Available data.
____
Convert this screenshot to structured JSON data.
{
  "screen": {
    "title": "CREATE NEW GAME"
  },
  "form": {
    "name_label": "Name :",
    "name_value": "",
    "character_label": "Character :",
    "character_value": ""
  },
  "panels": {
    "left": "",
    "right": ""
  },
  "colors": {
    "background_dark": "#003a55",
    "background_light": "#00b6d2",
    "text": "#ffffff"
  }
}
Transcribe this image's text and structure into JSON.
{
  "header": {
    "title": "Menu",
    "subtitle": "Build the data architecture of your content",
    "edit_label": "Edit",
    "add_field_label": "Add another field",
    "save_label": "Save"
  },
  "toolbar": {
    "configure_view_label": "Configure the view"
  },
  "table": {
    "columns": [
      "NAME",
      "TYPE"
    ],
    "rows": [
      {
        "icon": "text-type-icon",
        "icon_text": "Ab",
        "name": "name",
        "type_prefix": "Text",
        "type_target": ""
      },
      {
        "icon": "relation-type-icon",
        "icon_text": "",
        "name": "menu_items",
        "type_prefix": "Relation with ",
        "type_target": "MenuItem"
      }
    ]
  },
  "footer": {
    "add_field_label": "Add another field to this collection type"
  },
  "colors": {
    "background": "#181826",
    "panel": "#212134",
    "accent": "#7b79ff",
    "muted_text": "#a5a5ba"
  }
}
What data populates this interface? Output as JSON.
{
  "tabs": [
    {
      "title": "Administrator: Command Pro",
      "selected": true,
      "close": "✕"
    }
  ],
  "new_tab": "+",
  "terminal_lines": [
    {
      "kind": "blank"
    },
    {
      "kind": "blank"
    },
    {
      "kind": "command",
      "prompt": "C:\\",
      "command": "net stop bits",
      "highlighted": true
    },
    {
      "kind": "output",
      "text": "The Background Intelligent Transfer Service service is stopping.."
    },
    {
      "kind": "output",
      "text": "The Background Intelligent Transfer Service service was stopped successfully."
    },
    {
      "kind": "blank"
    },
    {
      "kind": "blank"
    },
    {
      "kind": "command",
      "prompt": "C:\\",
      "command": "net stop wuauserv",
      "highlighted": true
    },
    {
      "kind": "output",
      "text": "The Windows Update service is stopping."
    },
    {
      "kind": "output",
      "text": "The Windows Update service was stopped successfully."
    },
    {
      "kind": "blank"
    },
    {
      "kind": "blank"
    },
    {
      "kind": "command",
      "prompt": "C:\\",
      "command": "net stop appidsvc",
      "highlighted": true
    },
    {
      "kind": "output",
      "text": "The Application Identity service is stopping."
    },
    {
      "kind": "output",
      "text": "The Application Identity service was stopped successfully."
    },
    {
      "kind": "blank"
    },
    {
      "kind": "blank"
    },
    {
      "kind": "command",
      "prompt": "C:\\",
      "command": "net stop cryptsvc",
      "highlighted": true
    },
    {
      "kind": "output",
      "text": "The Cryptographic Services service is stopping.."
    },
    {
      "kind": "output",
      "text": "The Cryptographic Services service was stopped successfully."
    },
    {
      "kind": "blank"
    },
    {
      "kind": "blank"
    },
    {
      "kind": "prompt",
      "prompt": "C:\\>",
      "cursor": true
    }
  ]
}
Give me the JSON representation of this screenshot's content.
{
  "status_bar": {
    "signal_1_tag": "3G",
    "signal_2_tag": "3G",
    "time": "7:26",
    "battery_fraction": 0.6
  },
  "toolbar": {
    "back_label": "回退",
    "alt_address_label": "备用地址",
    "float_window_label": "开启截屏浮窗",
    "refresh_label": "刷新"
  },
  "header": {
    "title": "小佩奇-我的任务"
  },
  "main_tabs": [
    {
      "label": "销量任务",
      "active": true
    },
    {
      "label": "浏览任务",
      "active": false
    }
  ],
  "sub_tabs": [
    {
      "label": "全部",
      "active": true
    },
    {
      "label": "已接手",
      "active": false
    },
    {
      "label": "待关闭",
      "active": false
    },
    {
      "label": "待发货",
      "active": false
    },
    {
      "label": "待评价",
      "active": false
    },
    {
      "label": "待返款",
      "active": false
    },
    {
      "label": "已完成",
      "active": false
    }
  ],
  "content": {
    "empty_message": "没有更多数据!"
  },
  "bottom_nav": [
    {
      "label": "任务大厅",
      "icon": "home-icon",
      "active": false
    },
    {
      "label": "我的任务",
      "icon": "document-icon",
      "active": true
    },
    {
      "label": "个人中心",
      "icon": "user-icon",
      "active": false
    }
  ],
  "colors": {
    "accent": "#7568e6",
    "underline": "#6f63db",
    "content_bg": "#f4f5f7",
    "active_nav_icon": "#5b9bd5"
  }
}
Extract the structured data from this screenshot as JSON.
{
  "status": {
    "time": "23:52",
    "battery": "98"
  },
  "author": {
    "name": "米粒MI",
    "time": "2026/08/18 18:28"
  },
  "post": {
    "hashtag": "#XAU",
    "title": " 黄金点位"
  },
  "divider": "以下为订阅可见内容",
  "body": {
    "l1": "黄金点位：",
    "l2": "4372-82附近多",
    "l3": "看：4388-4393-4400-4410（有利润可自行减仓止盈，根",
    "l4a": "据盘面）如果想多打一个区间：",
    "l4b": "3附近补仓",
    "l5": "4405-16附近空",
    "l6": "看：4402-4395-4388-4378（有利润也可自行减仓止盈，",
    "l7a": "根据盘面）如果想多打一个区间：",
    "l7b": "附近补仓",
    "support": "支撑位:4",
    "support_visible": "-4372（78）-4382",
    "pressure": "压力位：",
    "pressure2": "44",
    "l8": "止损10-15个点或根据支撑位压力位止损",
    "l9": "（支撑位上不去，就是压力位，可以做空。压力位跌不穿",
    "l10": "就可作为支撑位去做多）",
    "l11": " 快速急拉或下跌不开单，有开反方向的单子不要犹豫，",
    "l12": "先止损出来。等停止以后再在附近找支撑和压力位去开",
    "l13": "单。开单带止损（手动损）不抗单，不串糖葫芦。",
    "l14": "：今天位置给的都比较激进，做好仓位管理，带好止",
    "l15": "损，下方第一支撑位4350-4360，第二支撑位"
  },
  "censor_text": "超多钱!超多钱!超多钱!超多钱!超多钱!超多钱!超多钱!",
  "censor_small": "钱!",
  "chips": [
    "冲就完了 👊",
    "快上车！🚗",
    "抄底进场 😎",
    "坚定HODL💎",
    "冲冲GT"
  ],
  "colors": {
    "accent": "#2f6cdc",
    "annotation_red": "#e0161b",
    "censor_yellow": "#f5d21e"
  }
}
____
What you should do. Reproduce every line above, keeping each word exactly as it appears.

Output for this exercise.
Convert this screenshot to structured JSON data.
{
  "screen": {
    "title": "CREATE NEW GAME"
  },
  "form": {
    "name_label": "Name :",
    "name_value": "",
    "character_label": "Character :",
    "character_value": ""
  },
  "panels": {
    "left": "",
    "right": ""
  },
  "colors": {
    "background_dark": "#003a55",
    "background_light": "#00b6d2",
    "text": "#ffffff"
  }
}
Transcribe this image's text and structure into JSON.
{
  "header": {
    "title": "Menu",
    "subtitle": "Build the data architecture of your content",
    "edit_label": "Edit",
    "add_field_label": "Add another field",
    "save_label": "Save"
  },
  "toolbar": {
    "configure_view_label": "Configure the view"
  },
  "table": {
    "columns": [
      "NAME",
      "TYPE"
    ],
    "rows": [
      {
        "icon": "text-type-icon",
        "icon_text": "Ab",
        "name": "name",
        "type_prefix": "Text",
        "type_target": ""
      },
      {
        "icon": "relation-type-icon",
        "icon_text": "",
        "name": "menu_items",
        "type_prefix": "Relation with ",
        "type_target": "MenuItem"
      }
    ]
  },
  "footer": {
    "add_field_label": "Add another field to this collection type"
  },
  "colors": {
    "background": "#181826",
    "panel": "#212134",
    "accent": "#7b79ff",
    "muted_text": "#a5a5ba"
  }
}
What data populates this interface? Output as JSON.
{
  "tabs": [
    {
      "title": "Administrator: Command Pro",
      "selected": true,
      "close": "✕"
    }
  ],
  "new_tab": "+",
  "terminal_lines": [
    {
      "kind": "blank"
    },
    {
      "kind": "blank"
    },
    {
      "kind": "command",
      "prompt": "C:\\",
      "command": "net stop bits",
      "highlighted": true
    },
    {
      "kind": "output",
      "text": "The Background Intelligent Transfer Service service is stopping.."
    },
    {
      "kind": "output",
      "text": "The Background Intelligent Transfer Service service was stopped successfully."
    },
    {
      "kind": "blank"
    },
    {
      "kind": "blank"
    },
    {
      "kind": "command",
      "prompt": "C:\\",
      "command": "net stop wuauserv",
      "highlighted": true
    },
    {
      "kind": "output",
      "text": "The Windows Update service is stopping."
    },
    {
      "kind": "output",
      "text": "The Windows Update service was stopped successfully."
    },
    {
      "kind": "blank"
    },
    {
      "kind": "blank"
    },
    {
      "kind": "command",
      "prompt": "C:\\",
      "command": "net stop appidsvc",
      "highlighted": true
    },
    {
      "kind": "output",
      "text": "The Application Identity service is stopping."
    },
    {
      "kind": "output",
      "text": "The Application Identity service was stopped successfully."
    },
    {
      "kind": "blank"
    },
    {
      "kind": "blank"
    },
    {
      "kind": "command",
      "prompt": "C:\\",
      "command": "net stop cryptsvc",
      "highlighted": true
    },
    {
      "kind": "output",
      "text": "The Cryptographic Services service is stopping.."
    },
    {
      "kind": "output",
      "text": "The Cryptographic Services service was stopped successfully."
    },
    {
      "kind": "blank"
    },
    {
      "kind": "blank"
    },
    {
      "kind": "prompt",
      "prompt": "C:\\>",
      "cursor": true
    }
  ]
}
Give me the JSON representation of this screenshot's content.
{
  "status_bar": {
    "signal_1_tag": "3G",
    "signal_2_tag": "3G",
    "time": "7:26",
    "battery_fraction": 0.6
  },
  "toolbar": {
    "back_label": "回退",
    "alt_address_label": "备用地址",
    "float_window_label": "开启截屏浮窗",
    "refresh_label": "刷新"
  },
  "header": {
    "title": "小佩奇-我的任务"
  },
  "main_tabs": [
    {
      "label": "销量任务",
      "active": true
    },
    {
      "label": "浏览任务",
      "active": false
    }
  ],
  "sub_tabs": [
    {
      "label": "全部",
      "active": true
    },
    {
      "label": "已接手",
      "active": false
    },
    {
      "label": "待关闭",
      "active": false
    },
    {
      "label": "待发货",
      "active": false
    },
    {
      "label": "待评价",
      "active": false
    },
    {
      "label": "待返款",
      "active": false
    },
    {
      "label": "已完成",
      "active": false
    }
  ],
  "content": {
    "empty_message": "没有更多数据!"
  },
  "bottom_nav": [
    {
      "label": "任务大厅",
      "icon": "home-icon",
      "active": false
    },
    {
      "label": "我的任务",
      "icon": "document-icon",
      "active": true
    },
    {
      "label": "个人中心",
      "icon": "user-icon",
      "active": false
    }
  ],
  "colors": {
    "accent": "#7568e6",
    "underline": "#6f63db",
    "content_bg": "#f4f5f7",
    "active_nav_icon": "#5b9bd5"
  }
}
Extract the structured data from this screenshot as JSON.
{
  "status": {
    "time": "23:52",
    "battery": "98"
  },
  "author": {
    "name": "米粒MI",
    "time": "2026/08/18 18:28"
  },
  "post": {
    "hashtag": "#XAU",
    "title": " 黄金点位"
  },
  "divider": "以下为订阅可见内容",
  "body": {
    "l1": "黄金点位：",
    "l2": "4372-82附近多",
    "l3": "看：4388-4393-4400-4410（有利润可自行减仓止盈，根",
    "l4a": "据盘面）如果想多打一个区间：",
    "l4b": "3附近补仓",
    "l5": "4405-16附近空",
    "l6": "看：4402-4395-4388-4378（有利润也可自行减仓止盈，",
    "l7a": "根据盘面）如果想多打一个区间：",
    "l7b": "附近补仓",
    "support": "支撑位:4",
    "support_visible": "-4372（78）-4382",
    "pressure": "压力位：",
    "pressure2": "44",
    "l8": "止损10-15个点或根据支撑位压力位止损",
    "l9": "（支撑位上不去，就是压力位，可以做空。压力位跌不穿",
    "l10": "就可作为支撑位去做多）",
    "l11": " 快速急拉或下跌不开单，有开反方向的单子不要犹豫，",
    "l12": "先止损出来。等停止以后再在附近找支撑和压力位去开",
    "l13": "单。开单带止损（手动损）不抗单，不串糖葫芦。",
    "l14": "：今天位置给的都比较激进，做好仓位管理，带好止",
    "l15": "损，下方第一支撑位4350-4360，第二支撑位"
  },
  "censor_text": "超多钱!超多钱!超多钱!超多钱!超多钱!超多钱!超多钱!",
  "censor_small": "钱!",
  "chips": [
    "冲就完了 👊",
    "快上车！🚗",
    "抄底进场 😎",
    "坚定HODL💎",
    "冲冲GT"
  ],
  "colors": {
    "accent": "#2f6cdc",
    "annotation_red": "#e0161b",
    "censor_yellow": "#f5d21e"
  }
}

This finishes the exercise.